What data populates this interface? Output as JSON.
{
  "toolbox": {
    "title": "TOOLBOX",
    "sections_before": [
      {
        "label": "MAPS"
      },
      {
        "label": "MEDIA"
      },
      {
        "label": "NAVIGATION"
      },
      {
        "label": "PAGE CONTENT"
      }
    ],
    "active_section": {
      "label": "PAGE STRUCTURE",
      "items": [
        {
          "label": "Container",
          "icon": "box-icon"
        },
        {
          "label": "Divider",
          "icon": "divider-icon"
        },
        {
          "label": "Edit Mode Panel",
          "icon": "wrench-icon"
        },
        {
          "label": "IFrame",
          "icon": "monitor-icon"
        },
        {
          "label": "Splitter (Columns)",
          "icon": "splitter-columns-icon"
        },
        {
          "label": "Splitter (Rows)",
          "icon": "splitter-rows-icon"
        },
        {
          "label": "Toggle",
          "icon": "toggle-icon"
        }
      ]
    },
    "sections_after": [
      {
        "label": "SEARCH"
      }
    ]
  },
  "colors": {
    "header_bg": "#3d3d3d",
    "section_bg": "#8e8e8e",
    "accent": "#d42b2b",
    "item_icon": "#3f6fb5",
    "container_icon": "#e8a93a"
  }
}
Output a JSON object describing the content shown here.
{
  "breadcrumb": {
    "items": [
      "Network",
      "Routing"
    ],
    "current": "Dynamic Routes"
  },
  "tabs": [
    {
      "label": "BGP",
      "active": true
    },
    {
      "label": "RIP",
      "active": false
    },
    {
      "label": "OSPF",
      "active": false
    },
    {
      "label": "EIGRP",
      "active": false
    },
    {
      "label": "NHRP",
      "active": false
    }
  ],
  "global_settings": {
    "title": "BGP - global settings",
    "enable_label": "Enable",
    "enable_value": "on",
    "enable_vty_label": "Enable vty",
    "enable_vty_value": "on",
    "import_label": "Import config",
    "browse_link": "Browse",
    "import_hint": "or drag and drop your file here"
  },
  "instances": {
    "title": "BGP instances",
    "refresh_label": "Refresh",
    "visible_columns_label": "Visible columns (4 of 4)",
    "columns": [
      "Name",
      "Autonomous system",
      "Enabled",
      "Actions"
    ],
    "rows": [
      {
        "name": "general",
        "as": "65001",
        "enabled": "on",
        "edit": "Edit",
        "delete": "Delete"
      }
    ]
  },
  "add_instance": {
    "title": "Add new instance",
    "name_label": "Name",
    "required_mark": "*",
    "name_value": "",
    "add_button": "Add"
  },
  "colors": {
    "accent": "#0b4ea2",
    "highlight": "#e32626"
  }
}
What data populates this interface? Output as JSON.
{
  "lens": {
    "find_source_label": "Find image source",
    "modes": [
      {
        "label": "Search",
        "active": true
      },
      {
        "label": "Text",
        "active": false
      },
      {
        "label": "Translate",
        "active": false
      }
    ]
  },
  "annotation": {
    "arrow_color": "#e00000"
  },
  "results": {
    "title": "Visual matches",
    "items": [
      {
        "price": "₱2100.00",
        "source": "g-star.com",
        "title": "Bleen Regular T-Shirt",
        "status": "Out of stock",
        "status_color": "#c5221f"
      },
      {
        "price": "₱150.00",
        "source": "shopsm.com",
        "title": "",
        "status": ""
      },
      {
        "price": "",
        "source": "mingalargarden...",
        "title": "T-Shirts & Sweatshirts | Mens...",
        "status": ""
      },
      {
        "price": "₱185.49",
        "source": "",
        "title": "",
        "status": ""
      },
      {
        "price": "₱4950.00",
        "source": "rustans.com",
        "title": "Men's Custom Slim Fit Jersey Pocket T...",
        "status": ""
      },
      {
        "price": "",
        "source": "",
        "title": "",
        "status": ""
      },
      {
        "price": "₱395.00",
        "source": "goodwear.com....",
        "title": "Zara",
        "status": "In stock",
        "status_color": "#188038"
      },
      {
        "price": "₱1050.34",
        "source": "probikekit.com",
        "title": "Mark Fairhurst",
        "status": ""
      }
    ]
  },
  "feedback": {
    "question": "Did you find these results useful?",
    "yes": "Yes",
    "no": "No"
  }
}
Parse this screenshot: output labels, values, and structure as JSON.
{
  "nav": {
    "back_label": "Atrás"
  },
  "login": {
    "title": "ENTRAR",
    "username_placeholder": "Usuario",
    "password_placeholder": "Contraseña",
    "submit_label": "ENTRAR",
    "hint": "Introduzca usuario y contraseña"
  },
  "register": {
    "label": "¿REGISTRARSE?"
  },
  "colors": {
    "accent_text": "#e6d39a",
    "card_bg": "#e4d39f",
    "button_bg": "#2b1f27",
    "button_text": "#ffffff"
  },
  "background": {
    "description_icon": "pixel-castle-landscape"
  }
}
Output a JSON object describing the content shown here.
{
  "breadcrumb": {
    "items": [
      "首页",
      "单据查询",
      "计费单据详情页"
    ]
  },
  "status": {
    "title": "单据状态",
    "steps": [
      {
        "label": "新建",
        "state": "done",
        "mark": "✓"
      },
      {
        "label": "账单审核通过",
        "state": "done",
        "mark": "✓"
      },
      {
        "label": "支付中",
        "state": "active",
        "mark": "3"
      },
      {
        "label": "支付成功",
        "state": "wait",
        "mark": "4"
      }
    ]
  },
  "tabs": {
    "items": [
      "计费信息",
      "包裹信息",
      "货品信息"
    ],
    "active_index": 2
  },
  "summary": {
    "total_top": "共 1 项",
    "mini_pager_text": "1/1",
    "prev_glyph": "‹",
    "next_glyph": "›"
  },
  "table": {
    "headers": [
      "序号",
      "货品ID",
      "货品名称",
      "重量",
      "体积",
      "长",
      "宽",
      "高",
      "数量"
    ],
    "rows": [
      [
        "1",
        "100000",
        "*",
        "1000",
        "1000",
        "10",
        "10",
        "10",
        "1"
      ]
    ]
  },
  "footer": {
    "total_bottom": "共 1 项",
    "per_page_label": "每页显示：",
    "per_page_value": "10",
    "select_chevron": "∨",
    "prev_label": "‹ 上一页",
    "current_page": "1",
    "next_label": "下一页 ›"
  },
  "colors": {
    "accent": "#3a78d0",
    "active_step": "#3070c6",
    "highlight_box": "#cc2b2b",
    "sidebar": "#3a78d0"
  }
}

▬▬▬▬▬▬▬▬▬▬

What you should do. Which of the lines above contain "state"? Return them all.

Solution to this task.
        "state": "done",
        "state": "done",
        "state": "active",
        "state": "wait",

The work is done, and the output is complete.